== Provided data ==

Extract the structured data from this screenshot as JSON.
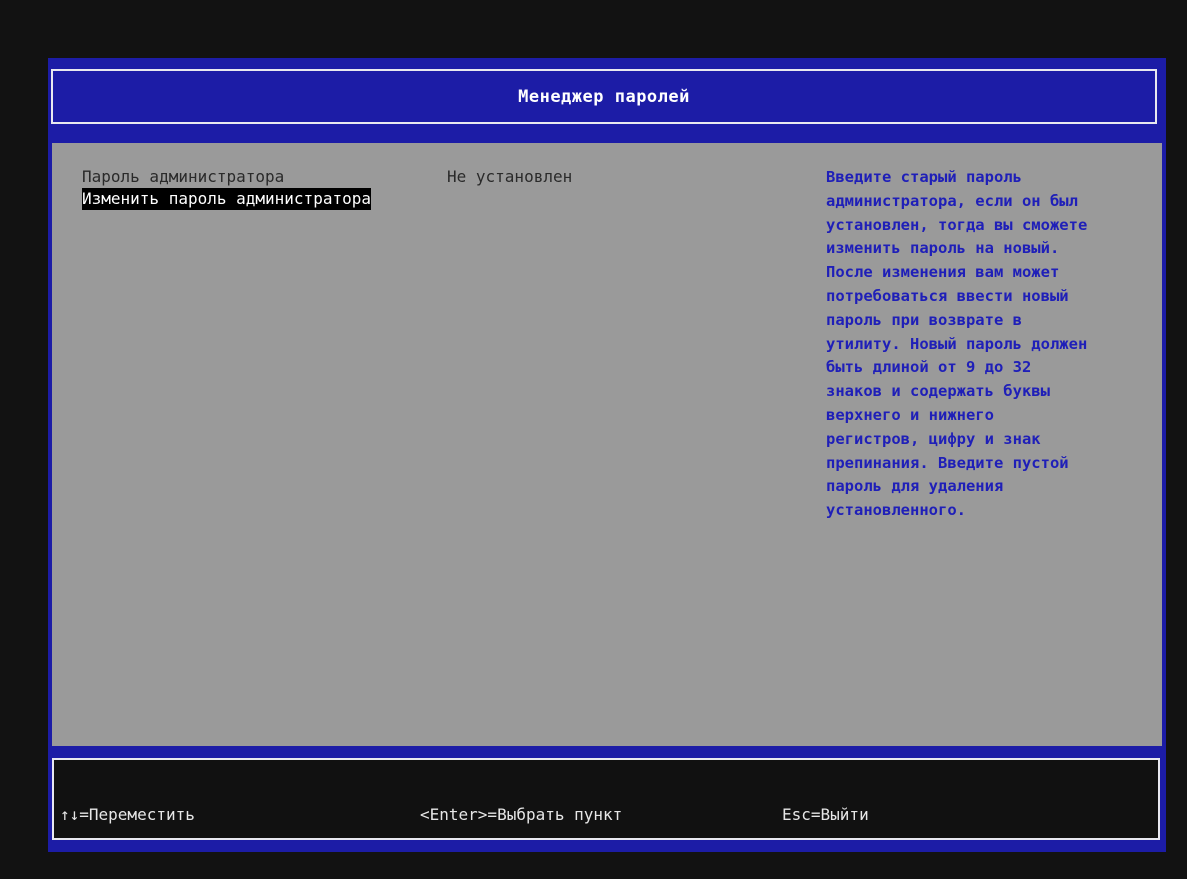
{
  "header": {
    "title": "Менеджер паролей"
  },
  "settings": [
    {
      "label": "Пароль администратора",
      "value": "Не установлен"
    },
    {
      "label": "Изменить пароль администратора",
      "value": ""
    }
  ],
  "help": {
    "text": "Введите старый пароль\nадминистратора, если он был\nустановлен, тогда вы сможете\nизменить пароль на новый.\nПосле изменения вам может\nпотребоваться ввести новый\nпароль при возврате в\nутилиту. Новый пароль должен\nбыть длиной от 9 до 32\nзнаков и содержать буквы\nверхнего и нижнего\nрегистров, цифру и знак\nпрепинания. Введите пустой\nпароль для удаления\nустановленного."
  },
  "footer": {
    "move": "↑↓=Переместить",
    "select": "<Enter>=Выбрать пункт",
    "exit": "Esc=Выйти"
  },
  "colors": {
    "frame_blue": "#1c1ca6",
    "content_gray": "#9a9a9a",
    "help_blue": "#1f1fb8",
    "selection_bg": "#000000"
  }
}
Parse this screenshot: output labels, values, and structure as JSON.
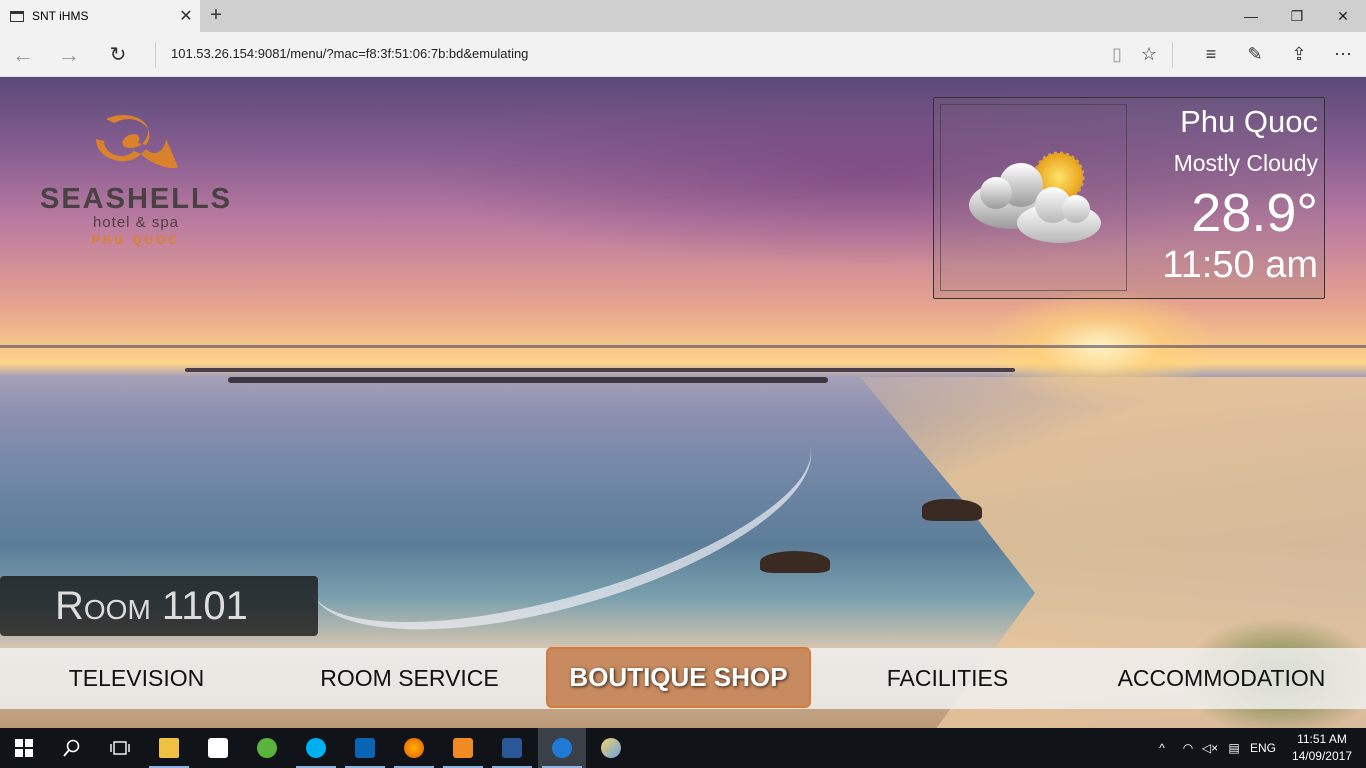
{
  "browser": {
    "tab_title": "SNT iHMS",
    "url": "101.53.26.154:9081/menu/?mac=f8:3f:51:06:7b:bd&emulating"
  },
  "logo": {
    "brand": "SEASHELLS",
    "subtitle": "hotel & spa",
    "location": "PHU QUOC"
  },
  "weather": {
    "city": "Phu Quoc",
    "condition": "Mostly Cloudy",
    "temperature": "28.9°",
    "time": "11:50 am",
    "icon": "partly-cloudy-icon"
  },
  "room": {
    "label": "Room 1101"
  },
  "menu": {
    "items": [
      {
        "label": "TELEVISION"
      },
      {
        "label": "ROOM SERVICE"
      },
      {
        "label": "BOUTIQUE SHOP",
        "active": true
      },
      {
        "label": "FACILITIES"
      },
      {
        "label": "ACCOMMODATION"
      }
    ]
  },
  "taskbar": {
    "language": "ENG",
    "time": "11:51 AM",
    "date": "14/09/2017"
  },
  "colors": {
    "accent": "#c88a5f",
    "logo_orange": "#d9822b",
    "logo_text": "#4a4142"
  }
}
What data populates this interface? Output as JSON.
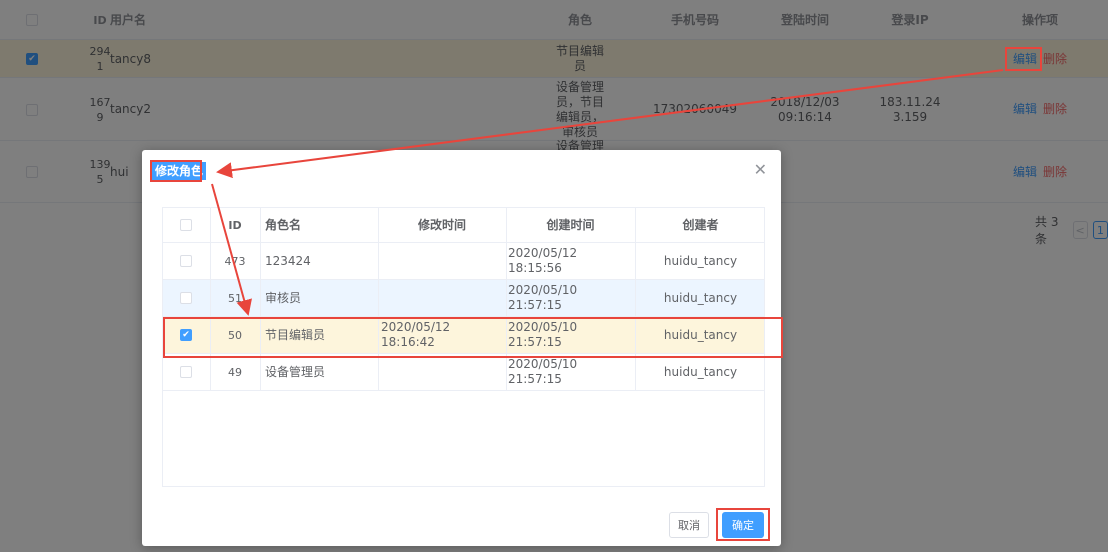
{
  "user_table": {
    "columns": {
      "id": "ID",
      "username": "用户名",
      "role": "角色",
      "phone": "手机号码",
      "login_time": "登陆时间",
      "login_ip": "登录IP",
      "ops": "操作项"
    },
    "rows": [
      {
        "id_line1": "294",
        "id_line2": "1",
        "username": "tancy8",
        "role_lines": [
          "节目编辑",
          "员"
        ],
        "phone": "",
        "login_time": "",
        "login_ip_line1": "",
        "login_ip_line2": "",
        "checked": true
      },
      {
        "id_line1": "167",
        "id_line2": "9",
        "username": "tancy2",
        "role_lines": [
          "设备管理",
          "员，节目",
          "编辑员，",
          "审核员"
        ],
        "phone": "17302060049",
        "login_time": "2018/12/03 09:16:14",
        "login_ip_line1": "183.11.24",
        "login_ip_line2": "3.159",
        "checked": false
      },
      {
        "id_line1": "139",
        "id_line2": "5",
        "username": "hui",
        "role_lines": [
          "设备管理"
        ],
        "phone": "",
        "login_time": "",
        "login_ip_line1": "",
        "login_ip_line2": "",
        "checked": false
      }
    ],
    "edit_label": "编辑",
    "delete_label": "删除"
  },
  "pagination": {
    "total_text": "共 3 条",
    "prev": "<",
    "current_page": "1"
  },
  "dialog": {
    "title": "修改角色",
    "close_icon": "close-icon",
    "columns": {
      "id": "ID",
      "name": "角色名",
      "modified": "修改时间",
      "created": "创建时间",
      "creator": "创建者"
    },
    "rows": [
      {
        "id": "473",
        "name": "123424",
        "modified": "",
        "created": "2020/05/12 18:15:56",
        "creator": "huidu_tancy",
        "checked": false
      },
      {
        "id": "51",
        "name": "审核员",
        "modified": "",
        "created": "2020/05/10 21:57:15",
        "creator": "huidu_tancy",
        "checked": false
      },
      {
        "id": "50",
        "name": "节目编辑员",
        "modified": "2020/05/12 18:16:42",
        "created": "2020/05/10 21:57:15",
        "creator": "huidu_tancy",
        "checked": true
      },
      {
        "id": "49",
        "name": "设备管理员",
        "modified": "",
        "created": "2020/05/10 21:57:15",
        "creator": "huidu_tancy",
        "checked": false
      }
    ],
    "cancel_label": "取消",
    "confirm_label": "确定"
  },
  "colors": {
    "primary": "#409eff",
    "danger": "#f56c6c",
    "highlight_row": "#fdf5dc",
    "annotation": "#e8453c"
  }
}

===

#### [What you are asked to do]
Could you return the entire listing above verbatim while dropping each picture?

#### [Answer for this exercise]
Extract the structured data from this screenshot as JSON.
{
  "header": {
    "title": "Менеджер паролей"
  },
  "settings": [
    {
      "label": "Пароль администратора",
      "value": "Не установлен"
    },
    {
      "label": "Изменить пароль администратора",
      "value": ""
    }
  ],
  "help": {
    "text": "Введите старый пароль\nадминистратора, если он был\nустановлен, тогда вы сможете\nизменить пароль на новый.\nПосле изменения вам может\nпотребоваться ввести новый\nпароль при возврате в\nутилиту. Новый пароль должен\nбыть длиной от 9 до 32\nзнаков и содержать буквы\nверхнего и нижнего\nрегистров, цифру и знак\nпрепинания. Введите пустой\nпароль для удаления\nустановленного."
  },
  "footer": {
    "move": "↑↓=Переместить",
    "select": "<Enter>=Выбрать пункт",
    "exit": "Esc=Выйти"
  },
  "colors": {
    "frame_blue": "#1c1ca6",
    "content_gray": "#9a9a9a",
    "help_blue": "#1f1fb8",
    "selection_bg": "#000000"
  }
}
Parse this screenshot: output labels, values, and structure as JSON.
{
  "browser": {
    "tab_title": "SNT iHMS",
    "url": "101.53.26.154:9081/menu/?mac=f8:3f:51:06:7b:bd&emulating"
  },
  "logo": {
    "brand": "SEASHELLS",
    "subtitle": "hotel & spa",
    "location": "PHU QUOC"
  },
  "weather": {
    "city": "Phu Quoc",
    "condition": "Mostly Cloudy",
    "temperature": "28.9°",
    "time": "11:50 am",
    "icon": "partly-cloudy-icon"
  },
  "room": {
    "label": "Room 1101"
  },
  "menu": {
    "items": [
      {
        "label": "TELEVISION"
      },
      {
        "label": "ROOM SERVICE"
      },
      {
        "label": "BOUTIQUE SHOP",
        "active": true
      },
      {
        "label": "FACILITIES"
      },
      {
        "label": "ACCOMMODATION"
      }
    ]
  },
  "taskbar": {
    "language": "ENG",
    "time": "11:51 AM",
    "date": "14/09/2017"
  },
  "colors": {
    "accent": "#c88a5f",
    "logo_orange": "#d9822b",
    "logo_text": "#4a4142"
  }
}
What data populates this interface? Output as JSON.
{
  "user_table": {
    "columns": {
      "id": "ID",
      "username": "用户名",
      "role": "角色",
      "phone": "手机号码",
      "login_time": "登陆时间",
      "login_ip": "登录IP",
      "ops": "操作项"
    },
    "rows": [
      {
        "id_line1": "294",
        "id_line2": "1",
        "username": "tancy8",
        "role_lines": [
          "节目编辑",
          "员"
        ],
        "phone": "",
        "login_time": "",
        "login_ip_line1": "",
        "login_ip_line2": "",
        "checked": true
      },
      {
        "id_line1": "167",
        "id_line2": "9",
        "username": "tancy2",
        "role_lines": [
          "设备管理",
          "员，节目",
          "编辑员，",
          "审核员"
        ],
        "phone": "17302060049",
        "login_time": "2018/12/03 09:16:14",
        "login_ip_line1": "183.11.24",
        "login_ip_line2": "3.159",
        "checked": false
      },
      {
        "id_line1": "139",
        "id_line2": "5",
        "username": "hui",
        "role_lines": [
          "设备管理"
        ],
        "phone": "",
        "login_time": "",
        "login_ip_line1": "",
        "login_ip_line2": "",
        "checked": false
      }
    ],
    "edit_label": "编辑",
    "delete_label": "删除"
  },
  "pagination": {
    "total_text": "共 3 条",
    "prev": "<",
    "current_page": "1"
  },
  "dialog": {
    "title": "修改角色",
    "close_icon": "close-icon",
    "columns": {
      "id": "ID",
      "name": "角色名",
      "modified": "修改时间",
      "created": "创建时间",
      "creator": "创建者"
    },
    "rows": [
      {
        "id": "473",
        "name": "123424",
        "modified": "",
        "created": "2020/05/12 18:15:56",
        "creator": "huidu_tancy",
        "checked": false
      },
      {
        "id": "51",
        "name": "审核员",
        "modified": "",
        "created": "2020/05/10 21:57:15",
        "creator": "huidu_tancy",
        "checked": false
      },
      {
        "id": "50",
        "name": "节目编辑员",
        "modified": "2020/05/12 18:16:42",
        "created": "2020/05/10 21:57:15",
        "creator": "huidu_tancy",
        "checked": true
      },
      {
        "id": "49",
        "name": "设备管理员",
        "modified": "",
        "created": "2020/05/10 21:57:15",
        "creator": "huidu_tancy",
        "checked": false
      }
    ],
    "cancel_label": "取消",
    "confirm_label": "确定"
  },
  "colors": {
    "primary": "#409eff",
    "danger": "#f56c6c",
    "highlight_row": "#fdf5dc",
    "annotation": "#e8453c"
  }
}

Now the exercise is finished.